  • The visual distinction between hierarchical elements may be relative to their conceptual difference. Sometimes it may only be important to show visual variation without clear hierarchy. For example, in a resume the designer likely won’t need to indicate a heirarchical difference between the position title, dates worked and location. Giving the elements slight distinctiveness should be enough, ie. italic, bold, etc. In contrast, your name should clearly sit higher, hierarchically  than company names or major categories (education, work expereince, etc.).
Be careful of:
  • Trapped negative space. This can come from gutters that are too wide or chucks of negative space that fall between elements.
  • Too many elements on the page. Compositions should be easily held in the memory.
Step 3: Typographic Harmony and Hierarchy
Choose your favorite set from your composition blocks and replace blocks with actual typography and images. 
  • Be sure to stick to the same grid used in the composition blocks. Be tedious and picky about alignment
  • Use no more than 2 type families within the set. In rare cases you may use up to 3.
  • Text should only appear on backgrounds of solid color
  • Print pages at actual size often to view type sizes
  • Watch for widows and orphans

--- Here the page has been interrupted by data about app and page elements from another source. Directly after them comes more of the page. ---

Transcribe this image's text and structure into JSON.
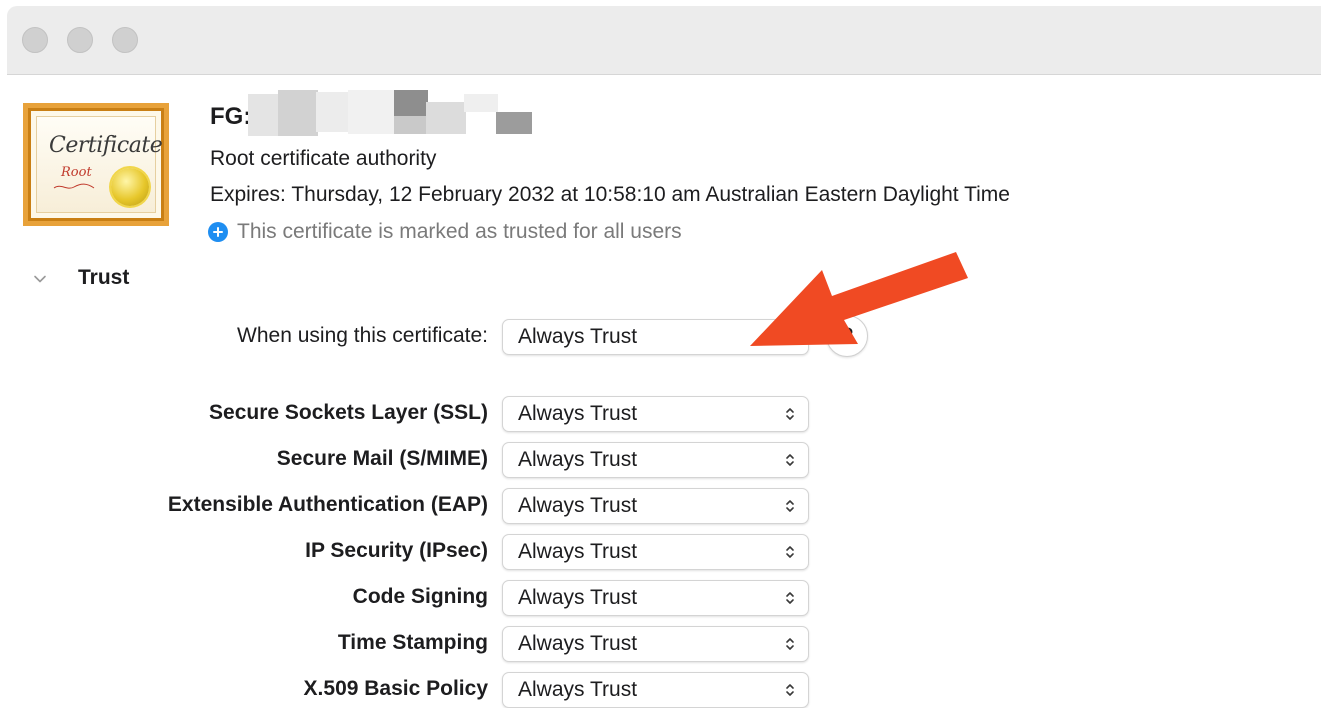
{
  "window": {
    "traffic_lights": [
      "close",
      "minimize",
      "zoom"
    ]
  },
  "certificate": {
    "icon_script_text": "Certificate",
    "icon_root_text": "Root",
    "name_prefix": "FG:",
    "type": "Root certificate authority",
    "expires": "Expires: Thursday, 12 February 2032 at 10:58:10 am Australian Eastern Daylight Time",
    "trust_status": "This certificate is marked as trusted for all users",
    "trust_status_icon": "plus-circle-icon",
    "trust_status_icon_color": "#1f8ef1"
  },
  "trust": {
    "section_title": "Trust",
    "when_using_label": "When using this certificate:",
    "when_using_value": "Always Trust",
    "help_label": "?",
    "policies": [
      {
        "label": "Secure Sockets Layer (SSL)",
        "value": "Always Trust"
      },
      {
        "label": "Secure Mail (S/MIME)",
        "value": "Always Trust"
      },
      {
        "label": "Extensible Authentication (EAP)",
        "value": "Always Trust"
      },
      {
        "label": "IP Security (IPsec)",
        "value": "Always Trust"
      },
      {
        "label": "Code Signing",
        "value": "Always Trust"
      },
      {
        "label": "Time Stamping",
        "value": "Always Trust"
      },
      {
        "label": "X.509 Basic Policy",
        "value": "Always Trust"
      }
    ]
  },
  "annotation": {
    "arrow_color": "#f04a23"
  }
}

Step 4: Print & Mount Final Comps
Print and mount your final 3 spreads from Step 3 on gray matte board.
  • Prints should be spray mounted
  • Spreads should be printed at actual size (not shrink to fit). This may mean you need to print single pages separately and paste side-by-side.
  • Each spread should be on it’s own board
  • 3″ boarder on all sides of spread


  • Monday, October 24, Step 1 & 2 (14 sketches, block compositions)
  • Friday, October 28, Step 3 (final typographic compositions)
  • Monday, October 31, Step 4 (final comps printed and mounted) Please bring all sketches from ‘Step 1’ to class on Friday for review.

Design Studios

0 Commentsby   |  09.28.09  |  My Design Blog

I have been wanting to put together a list of some of my favorite design studios for a while but haven’t gotten around to it. So, I figured I would start slow and add to it over time. Also, if you have suggestions please leave them in the comments below. Here we go…

Evolution by Dove

0 Commentsby   |  09.24.09  |  My Design Blog

Personally I believe the Greeks would be in awe.

High def can be found here. View it on the Dove website here.

Grids For The Web

0 Commentsby   |  09.22.09  |  My Design Blog

Grids For The Web.

This is a nice series of articles on using grid systems for web design.

Branch Design

0 Commentsby   |  08.11.09  |  My Design Blog

Beautiful site and beautiful work.

Experience Design

0 Commentsby   |  05.27.09  |  My Design Blog

Beautiful example of experience design. This designer seems to combine experience and information design in extremely clever ways:

GOOD Information Graphics

0 Commentsby   |  05.27.09  |  My Design Blog

Good magazine has always put a strong emphasis on beautiful and clear information graphics. Here is a collection of all of their work:

information design